Monday, March 6, 2017

Community Service: LiVay Sweet Shop's "Homeless Period" Drive

This past weekend, Stacey Welch, owner of LiVay's Sweet Shop, performed another great community service by hosting "The Homeless Period" collection drive of sanitary napkins and other feminine products for donation to Covenant House in Newark. You all remember her last donation drive--collecting socks for our less fortunate brothers and sisters. I have written about the issue of the homeless period in the past--as you know, tampons and sanitary napkins are expensive and not usually listed as toiletry items, per se. Yet, they are among the most-needed items by women and girls in shelters. Thanks to Stacey and her team for being exemplary and outstanding community service partners, and thanks to all those who donated! Here is the link to the Facebook Page of LiVay's, where you can see the photos of the hundreds and hundreds of donations, along with those who made them: LiVay's on Facebook

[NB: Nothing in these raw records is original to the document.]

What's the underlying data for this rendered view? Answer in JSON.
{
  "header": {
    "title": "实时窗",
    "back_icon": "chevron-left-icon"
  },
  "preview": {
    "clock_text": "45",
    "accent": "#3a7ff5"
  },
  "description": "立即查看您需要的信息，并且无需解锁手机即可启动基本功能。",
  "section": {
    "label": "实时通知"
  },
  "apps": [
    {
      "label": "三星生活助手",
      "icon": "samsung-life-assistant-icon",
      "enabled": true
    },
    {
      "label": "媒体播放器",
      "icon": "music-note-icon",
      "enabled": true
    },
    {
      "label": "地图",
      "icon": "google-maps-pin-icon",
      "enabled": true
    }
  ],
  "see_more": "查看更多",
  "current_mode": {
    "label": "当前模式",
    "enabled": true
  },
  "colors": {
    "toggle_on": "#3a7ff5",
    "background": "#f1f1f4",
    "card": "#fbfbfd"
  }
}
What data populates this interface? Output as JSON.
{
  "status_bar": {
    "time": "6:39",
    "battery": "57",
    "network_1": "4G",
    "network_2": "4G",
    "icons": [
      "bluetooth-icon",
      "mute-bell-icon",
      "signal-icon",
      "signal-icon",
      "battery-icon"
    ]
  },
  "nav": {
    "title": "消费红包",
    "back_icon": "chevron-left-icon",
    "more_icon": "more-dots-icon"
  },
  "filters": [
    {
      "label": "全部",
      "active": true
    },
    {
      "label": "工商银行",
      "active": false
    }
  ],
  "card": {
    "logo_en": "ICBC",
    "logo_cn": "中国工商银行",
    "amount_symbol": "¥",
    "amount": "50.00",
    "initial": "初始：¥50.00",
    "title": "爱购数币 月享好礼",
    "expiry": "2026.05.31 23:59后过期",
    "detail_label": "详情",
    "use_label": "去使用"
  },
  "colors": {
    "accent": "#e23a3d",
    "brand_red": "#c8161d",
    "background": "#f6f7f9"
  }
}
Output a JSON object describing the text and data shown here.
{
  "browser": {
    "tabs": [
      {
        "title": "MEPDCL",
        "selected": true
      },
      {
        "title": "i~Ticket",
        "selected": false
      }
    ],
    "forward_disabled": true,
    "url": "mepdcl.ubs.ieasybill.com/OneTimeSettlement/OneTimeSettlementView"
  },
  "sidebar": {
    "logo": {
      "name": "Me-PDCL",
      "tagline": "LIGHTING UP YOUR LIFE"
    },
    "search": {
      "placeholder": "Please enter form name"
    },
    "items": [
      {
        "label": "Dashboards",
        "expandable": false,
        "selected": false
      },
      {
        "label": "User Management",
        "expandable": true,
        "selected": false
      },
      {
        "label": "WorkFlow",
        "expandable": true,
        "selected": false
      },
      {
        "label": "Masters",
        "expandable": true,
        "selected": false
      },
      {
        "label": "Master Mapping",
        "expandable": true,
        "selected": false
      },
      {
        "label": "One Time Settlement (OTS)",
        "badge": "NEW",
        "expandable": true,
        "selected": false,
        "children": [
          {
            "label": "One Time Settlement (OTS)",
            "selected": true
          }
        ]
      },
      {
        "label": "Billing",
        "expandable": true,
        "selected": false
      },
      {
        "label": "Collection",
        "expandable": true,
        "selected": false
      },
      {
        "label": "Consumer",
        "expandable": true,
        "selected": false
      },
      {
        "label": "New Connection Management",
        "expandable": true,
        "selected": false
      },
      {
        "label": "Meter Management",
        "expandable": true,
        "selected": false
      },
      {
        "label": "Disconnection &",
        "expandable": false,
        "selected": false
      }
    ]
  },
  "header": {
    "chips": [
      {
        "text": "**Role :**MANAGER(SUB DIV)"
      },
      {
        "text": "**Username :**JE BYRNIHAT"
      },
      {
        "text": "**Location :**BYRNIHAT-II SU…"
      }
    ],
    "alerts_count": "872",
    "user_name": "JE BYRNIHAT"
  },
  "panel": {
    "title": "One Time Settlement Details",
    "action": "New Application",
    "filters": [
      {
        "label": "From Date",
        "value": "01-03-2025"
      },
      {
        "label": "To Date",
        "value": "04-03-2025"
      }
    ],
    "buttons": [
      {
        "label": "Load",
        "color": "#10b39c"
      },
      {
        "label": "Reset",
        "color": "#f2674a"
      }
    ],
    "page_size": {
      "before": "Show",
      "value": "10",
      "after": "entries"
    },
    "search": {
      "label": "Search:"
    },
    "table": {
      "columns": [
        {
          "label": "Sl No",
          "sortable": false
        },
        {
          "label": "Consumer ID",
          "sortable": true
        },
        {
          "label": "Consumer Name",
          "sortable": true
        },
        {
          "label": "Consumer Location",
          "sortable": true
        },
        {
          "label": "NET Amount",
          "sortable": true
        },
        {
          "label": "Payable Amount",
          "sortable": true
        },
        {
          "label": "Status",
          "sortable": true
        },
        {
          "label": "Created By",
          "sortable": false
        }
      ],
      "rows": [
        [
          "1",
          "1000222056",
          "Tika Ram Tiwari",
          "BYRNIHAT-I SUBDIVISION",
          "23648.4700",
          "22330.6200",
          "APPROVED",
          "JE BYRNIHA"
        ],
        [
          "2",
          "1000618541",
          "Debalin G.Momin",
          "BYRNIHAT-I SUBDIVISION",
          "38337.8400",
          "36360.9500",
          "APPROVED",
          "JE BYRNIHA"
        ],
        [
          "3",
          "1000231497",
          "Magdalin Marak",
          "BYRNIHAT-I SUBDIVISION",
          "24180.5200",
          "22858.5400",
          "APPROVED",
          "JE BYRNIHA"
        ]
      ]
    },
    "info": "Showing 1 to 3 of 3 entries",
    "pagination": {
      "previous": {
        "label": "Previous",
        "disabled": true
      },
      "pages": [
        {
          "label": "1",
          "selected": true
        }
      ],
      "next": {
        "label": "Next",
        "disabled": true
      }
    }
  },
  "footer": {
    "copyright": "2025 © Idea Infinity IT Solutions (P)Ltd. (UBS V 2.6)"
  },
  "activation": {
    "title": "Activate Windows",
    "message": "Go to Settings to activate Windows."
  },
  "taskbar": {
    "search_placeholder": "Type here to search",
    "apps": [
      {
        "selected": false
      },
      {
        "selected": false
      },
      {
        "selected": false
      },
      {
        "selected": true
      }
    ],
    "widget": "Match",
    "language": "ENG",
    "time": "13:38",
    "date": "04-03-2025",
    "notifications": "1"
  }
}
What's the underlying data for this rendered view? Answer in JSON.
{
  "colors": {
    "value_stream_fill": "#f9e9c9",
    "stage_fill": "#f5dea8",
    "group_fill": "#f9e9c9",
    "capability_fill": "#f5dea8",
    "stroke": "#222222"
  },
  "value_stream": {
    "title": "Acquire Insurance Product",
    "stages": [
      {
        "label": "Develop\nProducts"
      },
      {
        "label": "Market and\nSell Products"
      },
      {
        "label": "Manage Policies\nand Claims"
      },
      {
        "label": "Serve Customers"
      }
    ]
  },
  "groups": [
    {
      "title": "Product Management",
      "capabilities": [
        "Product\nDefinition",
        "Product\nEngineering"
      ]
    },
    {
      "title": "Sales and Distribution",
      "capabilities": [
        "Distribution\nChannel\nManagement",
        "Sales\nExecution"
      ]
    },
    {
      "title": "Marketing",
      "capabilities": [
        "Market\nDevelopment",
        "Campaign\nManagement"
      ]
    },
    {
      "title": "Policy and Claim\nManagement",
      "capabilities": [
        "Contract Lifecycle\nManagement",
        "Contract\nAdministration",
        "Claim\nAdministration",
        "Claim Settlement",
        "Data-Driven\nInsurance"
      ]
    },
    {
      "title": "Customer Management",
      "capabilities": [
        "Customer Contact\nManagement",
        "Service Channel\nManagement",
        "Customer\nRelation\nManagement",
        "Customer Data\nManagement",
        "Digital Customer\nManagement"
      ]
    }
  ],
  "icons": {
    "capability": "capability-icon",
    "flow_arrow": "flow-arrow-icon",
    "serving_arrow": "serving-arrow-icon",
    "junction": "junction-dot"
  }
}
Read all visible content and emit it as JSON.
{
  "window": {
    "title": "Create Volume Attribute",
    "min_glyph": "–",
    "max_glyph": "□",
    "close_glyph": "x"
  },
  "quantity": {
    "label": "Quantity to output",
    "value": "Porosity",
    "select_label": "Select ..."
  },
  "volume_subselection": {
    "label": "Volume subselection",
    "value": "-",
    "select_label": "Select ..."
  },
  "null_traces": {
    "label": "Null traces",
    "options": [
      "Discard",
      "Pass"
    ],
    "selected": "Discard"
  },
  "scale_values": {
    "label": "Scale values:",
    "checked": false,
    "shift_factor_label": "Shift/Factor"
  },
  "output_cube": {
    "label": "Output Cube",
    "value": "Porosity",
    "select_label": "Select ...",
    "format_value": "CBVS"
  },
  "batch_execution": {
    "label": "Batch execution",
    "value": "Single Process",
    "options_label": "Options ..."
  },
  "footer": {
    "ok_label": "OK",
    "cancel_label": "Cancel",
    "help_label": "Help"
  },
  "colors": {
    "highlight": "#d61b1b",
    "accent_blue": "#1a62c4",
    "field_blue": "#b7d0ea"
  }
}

I am re-posting below an article from Jezebel, written by Madeleine Davies, that I posted previously (on my other blog) about this topic. 


 

Of the all the extreme challenges faced by homeless people, the lack of access to menstruation products is one that, for many homeless women, is among the worst and most humiliating.

In many cases, homeless shelters will have both limited resources in regards to pads and tampons, as well as strict bathroom restrictions that make it increasingly hard, if not impossible, for women to keep clean while having their periods. Not only that, but, as The Huffington Post's Eleanor Goldberg puts it, "the fact that menstruation is a taboo topic to begin with means that people who are able help often aren't even aware that such a vast need exists."

It was that realization that motivated Joanie Balderstone and Rebecca McIntire to start Distributing Dignity, an organization devoted to "distributing pads, bras and tampons to women in need."

Feminine hygiene products are often overlooked during natural disaster drives (as a friend who volunteered during the Hurricane Sandy aftermath once told me, "All these poor women want is some goddamn tampons") and even in donations to women's shelters. 

From Philly.com (via HuffPo):

Jeey Moncayo is a caseworker for Camden County Women's Center, where more than a thousand women in 2013 found safety from abusive relationships. She said most women escape their abusers in a hurry, arriving with just the clothes they're wearing. For others, their abusers, in fits of rage, have burned or thrown bleach on their clothes.
Mothers spend any money they have on their kids first. "The women's needs come last," she said.
In June, the center received 150 bras from Distributing Dignity. The women especially liked the option of feminine pads marked narrow, slim, and tween. "It sounds silly," said Moncayo, "but the choice is empowering."

Something to consider next time you donate. Another thing to consider: the government subsidizing tampons and pads.